Not just one online channel - Multi channel online retail
The internet now provides multi-channel opportunities to sell your products and services online. As well as direct through your website you can choose to sell through marketplaces such as Ebay, Amazon and Play, through discount voucher sites and price comparison sites and ubiquitous social media sites and networks. These are all sources a discerning shopper will explore before committing to a purchase (as well as on the high street or through mail order).
Ensuring you are positioned within the different online retail channels is growing increasingly important to ensure your customers find you and ultimately choose to purchase with you.

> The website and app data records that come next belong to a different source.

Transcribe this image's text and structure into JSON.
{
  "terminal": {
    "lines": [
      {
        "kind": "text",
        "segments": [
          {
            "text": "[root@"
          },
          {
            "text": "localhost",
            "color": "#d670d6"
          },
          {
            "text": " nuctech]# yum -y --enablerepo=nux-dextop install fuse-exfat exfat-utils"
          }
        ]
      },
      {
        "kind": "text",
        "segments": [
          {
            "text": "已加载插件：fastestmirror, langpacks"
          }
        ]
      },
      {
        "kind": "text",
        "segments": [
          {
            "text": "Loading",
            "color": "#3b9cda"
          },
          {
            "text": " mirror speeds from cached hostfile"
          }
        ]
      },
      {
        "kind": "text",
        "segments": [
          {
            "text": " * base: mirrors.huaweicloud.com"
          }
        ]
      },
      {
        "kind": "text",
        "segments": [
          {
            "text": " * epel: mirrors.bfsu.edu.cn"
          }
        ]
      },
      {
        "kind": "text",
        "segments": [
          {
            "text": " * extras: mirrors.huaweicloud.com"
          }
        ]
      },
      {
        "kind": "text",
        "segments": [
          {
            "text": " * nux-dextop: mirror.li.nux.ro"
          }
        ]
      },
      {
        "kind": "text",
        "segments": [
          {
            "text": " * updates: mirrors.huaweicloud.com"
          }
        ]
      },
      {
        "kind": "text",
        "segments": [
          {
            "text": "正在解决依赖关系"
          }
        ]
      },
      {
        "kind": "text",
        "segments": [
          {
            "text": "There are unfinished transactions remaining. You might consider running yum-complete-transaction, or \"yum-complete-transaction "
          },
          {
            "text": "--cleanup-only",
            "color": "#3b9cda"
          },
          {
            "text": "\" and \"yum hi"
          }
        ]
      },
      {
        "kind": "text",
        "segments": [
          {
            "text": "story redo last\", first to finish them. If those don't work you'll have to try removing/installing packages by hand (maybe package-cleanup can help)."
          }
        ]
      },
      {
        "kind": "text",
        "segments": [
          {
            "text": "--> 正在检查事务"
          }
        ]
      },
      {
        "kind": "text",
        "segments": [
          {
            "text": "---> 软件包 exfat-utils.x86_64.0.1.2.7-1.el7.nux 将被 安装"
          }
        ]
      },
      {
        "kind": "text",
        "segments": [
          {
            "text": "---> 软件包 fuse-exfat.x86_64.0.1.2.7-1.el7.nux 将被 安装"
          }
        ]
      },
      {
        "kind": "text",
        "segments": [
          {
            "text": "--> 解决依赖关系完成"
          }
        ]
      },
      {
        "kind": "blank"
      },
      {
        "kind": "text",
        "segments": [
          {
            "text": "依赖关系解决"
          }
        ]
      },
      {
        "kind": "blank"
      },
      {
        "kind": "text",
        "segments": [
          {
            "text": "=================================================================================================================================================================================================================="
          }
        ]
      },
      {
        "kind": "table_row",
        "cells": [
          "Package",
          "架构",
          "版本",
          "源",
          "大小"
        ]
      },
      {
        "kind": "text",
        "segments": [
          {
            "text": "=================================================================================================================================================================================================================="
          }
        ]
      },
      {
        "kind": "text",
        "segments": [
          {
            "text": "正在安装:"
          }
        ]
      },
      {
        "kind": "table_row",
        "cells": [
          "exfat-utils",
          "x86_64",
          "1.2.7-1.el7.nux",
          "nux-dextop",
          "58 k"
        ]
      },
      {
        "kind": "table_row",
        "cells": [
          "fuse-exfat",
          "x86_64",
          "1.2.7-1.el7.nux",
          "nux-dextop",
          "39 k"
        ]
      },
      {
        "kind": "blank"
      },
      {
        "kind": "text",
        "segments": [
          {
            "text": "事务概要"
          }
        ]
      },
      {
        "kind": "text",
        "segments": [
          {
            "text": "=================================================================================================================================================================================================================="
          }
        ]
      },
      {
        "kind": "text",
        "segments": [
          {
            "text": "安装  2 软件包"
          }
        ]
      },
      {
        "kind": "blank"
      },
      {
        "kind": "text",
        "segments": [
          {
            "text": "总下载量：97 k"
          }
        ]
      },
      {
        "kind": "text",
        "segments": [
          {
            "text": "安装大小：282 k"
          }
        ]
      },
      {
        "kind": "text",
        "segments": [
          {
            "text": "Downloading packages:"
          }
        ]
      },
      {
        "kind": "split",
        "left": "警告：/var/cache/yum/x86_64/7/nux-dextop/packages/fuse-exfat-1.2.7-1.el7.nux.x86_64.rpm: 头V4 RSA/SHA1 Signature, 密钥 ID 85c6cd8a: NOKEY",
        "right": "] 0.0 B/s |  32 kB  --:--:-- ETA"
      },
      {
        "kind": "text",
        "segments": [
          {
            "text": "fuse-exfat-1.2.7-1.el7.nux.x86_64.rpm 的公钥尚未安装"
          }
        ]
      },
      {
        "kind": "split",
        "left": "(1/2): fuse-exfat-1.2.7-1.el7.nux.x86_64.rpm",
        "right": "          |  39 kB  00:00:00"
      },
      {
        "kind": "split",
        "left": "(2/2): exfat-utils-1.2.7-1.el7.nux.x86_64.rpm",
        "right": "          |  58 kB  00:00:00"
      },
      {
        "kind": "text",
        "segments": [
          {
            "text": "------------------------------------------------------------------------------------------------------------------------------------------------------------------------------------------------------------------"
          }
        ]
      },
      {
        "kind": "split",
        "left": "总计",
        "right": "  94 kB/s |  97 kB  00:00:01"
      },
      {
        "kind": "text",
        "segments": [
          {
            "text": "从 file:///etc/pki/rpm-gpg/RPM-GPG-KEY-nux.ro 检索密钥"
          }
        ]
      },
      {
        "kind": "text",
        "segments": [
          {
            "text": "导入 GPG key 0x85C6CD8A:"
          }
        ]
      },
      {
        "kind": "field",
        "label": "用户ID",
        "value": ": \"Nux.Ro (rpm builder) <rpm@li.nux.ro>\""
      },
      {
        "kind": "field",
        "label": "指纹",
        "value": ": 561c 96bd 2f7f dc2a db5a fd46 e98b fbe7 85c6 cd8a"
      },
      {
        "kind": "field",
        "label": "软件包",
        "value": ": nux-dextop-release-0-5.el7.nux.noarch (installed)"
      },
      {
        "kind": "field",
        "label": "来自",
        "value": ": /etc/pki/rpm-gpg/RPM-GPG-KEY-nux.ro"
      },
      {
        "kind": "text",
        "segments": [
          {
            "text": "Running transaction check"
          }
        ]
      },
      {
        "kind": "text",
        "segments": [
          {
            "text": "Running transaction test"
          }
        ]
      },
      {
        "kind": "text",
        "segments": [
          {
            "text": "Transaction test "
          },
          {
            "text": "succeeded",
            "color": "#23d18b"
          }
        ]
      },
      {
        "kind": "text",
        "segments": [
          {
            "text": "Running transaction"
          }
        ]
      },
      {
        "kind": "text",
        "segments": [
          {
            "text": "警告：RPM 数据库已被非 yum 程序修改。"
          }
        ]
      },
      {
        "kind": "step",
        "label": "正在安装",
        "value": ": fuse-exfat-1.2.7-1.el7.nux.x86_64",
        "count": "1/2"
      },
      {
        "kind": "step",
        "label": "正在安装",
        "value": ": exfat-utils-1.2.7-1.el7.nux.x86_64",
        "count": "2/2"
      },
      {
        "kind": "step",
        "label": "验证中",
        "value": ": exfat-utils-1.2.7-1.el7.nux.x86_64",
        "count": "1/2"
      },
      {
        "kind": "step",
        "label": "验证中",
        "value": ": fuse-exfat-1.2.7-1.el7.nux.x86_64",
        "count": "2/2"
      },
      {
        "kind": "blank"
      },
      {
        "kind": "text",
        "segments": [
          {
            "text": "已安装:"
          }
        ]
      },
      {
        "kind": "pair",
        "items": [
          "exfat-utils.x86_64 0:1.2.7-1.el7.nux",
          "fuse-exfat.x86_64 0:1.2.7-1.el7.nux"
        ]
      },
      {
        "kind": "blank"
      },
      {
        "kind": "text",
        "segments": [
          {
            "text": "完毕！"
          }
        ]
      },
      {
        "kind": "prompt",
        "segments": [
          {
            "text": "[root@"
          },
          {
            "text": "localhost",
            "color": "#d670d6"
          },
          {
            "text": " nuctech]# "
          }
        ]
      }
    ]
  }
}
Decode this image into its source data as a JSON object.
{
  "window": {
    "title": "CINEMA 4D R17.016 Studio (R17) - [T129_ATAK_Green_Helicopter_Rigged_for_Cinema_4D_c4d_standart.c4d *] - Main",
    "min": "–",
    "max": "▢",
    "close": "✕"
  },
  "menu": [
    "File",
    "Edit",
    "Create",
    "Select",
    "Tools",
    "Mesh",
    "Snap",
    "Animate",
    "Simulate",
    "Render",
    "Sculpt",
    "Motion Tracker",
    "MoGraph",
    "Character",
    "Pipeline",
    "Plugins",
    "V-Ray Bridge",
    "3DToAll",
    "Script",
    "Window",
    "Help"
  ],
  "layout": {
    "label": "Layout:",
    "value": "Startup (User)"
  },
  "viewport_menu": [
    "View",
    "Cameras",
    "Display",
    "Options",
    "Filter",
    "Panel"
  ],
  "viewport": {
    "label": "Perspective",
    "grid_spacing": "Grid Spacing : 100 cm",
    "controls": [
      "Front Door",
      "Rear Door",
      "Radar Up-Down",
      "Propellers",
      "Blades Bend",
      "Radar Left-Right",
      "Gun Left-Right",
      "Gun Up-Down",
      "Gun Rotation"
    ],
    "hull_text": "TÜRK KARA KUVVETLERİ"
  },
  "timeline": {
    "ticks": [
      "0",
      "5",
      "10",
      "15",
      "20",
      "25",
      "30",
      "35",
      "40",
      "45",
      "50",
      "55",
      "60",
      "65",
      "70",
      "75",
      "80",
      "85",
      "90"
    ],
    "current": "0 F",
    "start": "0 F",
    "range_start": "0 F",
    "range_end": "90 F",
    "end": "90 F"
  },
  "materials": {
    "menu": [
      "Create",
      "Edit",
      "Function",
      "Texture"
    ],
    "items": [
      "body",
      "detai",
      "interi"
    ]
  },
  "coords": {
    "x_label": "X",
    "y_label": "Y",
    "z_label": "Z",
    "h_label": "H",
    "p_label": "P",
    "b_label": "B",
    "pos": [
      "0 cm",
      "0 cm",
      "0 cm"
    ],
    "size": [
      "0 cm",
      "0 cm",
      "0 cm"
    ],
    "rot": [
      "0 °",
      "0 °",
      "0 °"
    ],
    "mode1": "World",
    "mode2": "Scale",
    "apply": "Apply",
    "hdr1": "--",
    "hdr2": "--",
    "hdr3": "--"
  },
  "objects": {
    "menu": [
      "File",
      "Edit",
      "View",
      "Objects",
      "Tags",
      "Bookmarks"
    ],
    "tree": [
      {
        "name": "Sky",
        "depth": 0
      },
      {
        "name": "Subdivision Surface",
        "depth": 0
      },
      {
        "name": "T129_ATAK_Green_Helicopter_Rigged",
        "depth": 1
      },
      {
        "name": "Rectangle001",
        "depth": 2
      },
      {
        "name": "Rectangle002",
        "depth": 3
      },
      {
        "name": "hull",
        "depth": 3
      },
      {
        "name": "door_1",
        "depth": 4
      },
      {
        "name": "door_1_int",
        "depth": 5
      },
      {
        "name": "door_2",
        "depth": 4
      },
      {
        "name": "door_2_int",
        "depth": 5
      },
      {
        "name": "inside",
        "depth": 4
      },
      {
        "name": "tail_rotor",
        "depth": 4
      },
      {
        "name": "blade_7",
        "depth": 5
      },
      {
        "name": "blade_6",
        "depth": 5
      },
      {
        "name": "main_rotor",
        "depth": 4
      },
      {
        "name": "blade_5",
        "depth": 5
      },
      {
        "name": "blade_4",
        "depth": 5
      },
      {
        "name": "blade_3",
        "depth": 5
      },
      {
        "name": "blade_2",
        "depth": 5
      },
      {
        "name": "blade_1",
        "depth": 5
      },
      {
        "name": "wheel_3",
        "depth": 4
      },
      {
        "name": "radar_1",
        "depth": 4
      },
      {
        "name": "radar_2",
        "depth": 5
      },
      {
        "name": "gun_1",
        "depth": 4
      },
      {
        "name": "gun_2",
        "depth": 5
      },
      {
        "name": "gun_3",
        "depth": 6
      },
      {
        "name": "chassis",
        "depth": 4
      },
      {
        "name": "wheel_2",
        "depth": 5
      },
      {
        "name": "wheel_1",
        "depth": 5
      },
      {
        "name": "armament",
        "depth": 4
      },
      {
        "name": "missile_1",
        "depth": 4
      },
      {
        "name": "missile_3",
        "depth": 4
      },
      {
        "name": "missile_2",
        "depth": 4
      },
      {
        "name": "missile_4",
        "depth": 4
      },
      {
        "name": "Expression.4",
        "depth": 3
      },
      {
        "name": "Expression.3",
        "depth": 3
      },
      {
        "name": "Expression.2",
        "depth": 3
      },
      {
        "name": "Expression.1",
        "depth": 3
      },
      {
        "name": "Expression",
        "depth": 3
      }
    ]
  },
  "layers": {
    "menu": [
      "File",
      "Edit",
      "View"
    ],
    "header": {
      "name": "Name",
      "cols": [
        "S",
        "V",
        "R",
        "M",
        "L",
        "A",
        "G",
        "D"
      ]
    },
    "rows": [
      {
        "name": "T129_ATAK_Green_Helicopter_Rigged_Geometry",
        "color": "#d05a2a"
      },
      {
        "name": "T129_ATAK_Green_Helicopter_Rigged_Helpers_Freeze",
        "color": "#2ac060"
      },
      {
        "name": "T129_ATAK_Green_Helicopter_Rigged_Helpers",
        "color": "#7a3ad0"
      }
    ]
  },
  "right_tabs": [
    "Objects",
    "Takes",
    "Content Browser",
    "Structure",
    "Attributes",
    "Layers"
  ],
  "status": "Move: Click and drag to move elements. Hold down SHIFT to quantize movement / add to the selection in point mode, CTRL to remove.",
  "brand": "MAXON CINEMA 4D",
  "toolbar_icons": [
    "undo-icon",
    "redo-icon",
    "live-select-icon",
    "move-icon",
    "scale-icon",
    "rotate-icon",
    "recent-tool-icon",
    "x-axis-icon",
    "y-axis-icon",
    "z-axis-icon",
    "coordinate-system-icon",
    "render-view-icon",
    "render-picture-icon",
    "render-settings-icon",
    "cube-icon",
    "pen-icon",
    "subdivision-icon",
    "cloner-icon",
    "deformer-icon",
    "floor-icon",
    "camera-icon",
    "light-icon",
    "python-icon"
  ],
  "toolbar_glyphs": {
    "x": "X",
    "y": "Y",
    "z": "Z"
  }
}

The challenge is to manage and control your consumer’s shopping experience across these channels and the offline channels. What are their price expectations? Because your product is on a particular site or channel, should the price be lower there than on a different online channel? How can you control their experience and your prices to ensure that they do indeed purchase with you through one of the many channels?
One internet – multiple pricing strategies
In 2010 Kelkoo, Pricerunner and Twenga all had an increase in visits, more pages viewed per user, reduced bounce rates and an increase of time spent on the site* illustrating the rise in popularity of price comparison searches.
Coming out of the recession, and with the increase in VAT, consumers are much more price conscious. The internet has multiplied and multiplied the different channels where consumers can search for your products, hunting down the best price with the best delivery terms for them.
Selling successfully online now means a strategy and action plan for each online channel that takes into consideration price expectations and allows you to be flexible.
An ecommerce platform worth its salt needs to be able to help you to manage these strategies, as well as managing your products, online promotions and operations.
Online ecommerce offers the opportunity to distribute products across a wider network selling at competitive prices and finding customers you would not have found before. Online, your brand may not be as important, nor is the auxiliary product information supplied with the product, but often for the mass majority shopping online, the price just needs to be right and you need to be found across multiple online channels.
* Source: Alexa
by Ben Staveley, dotCommerce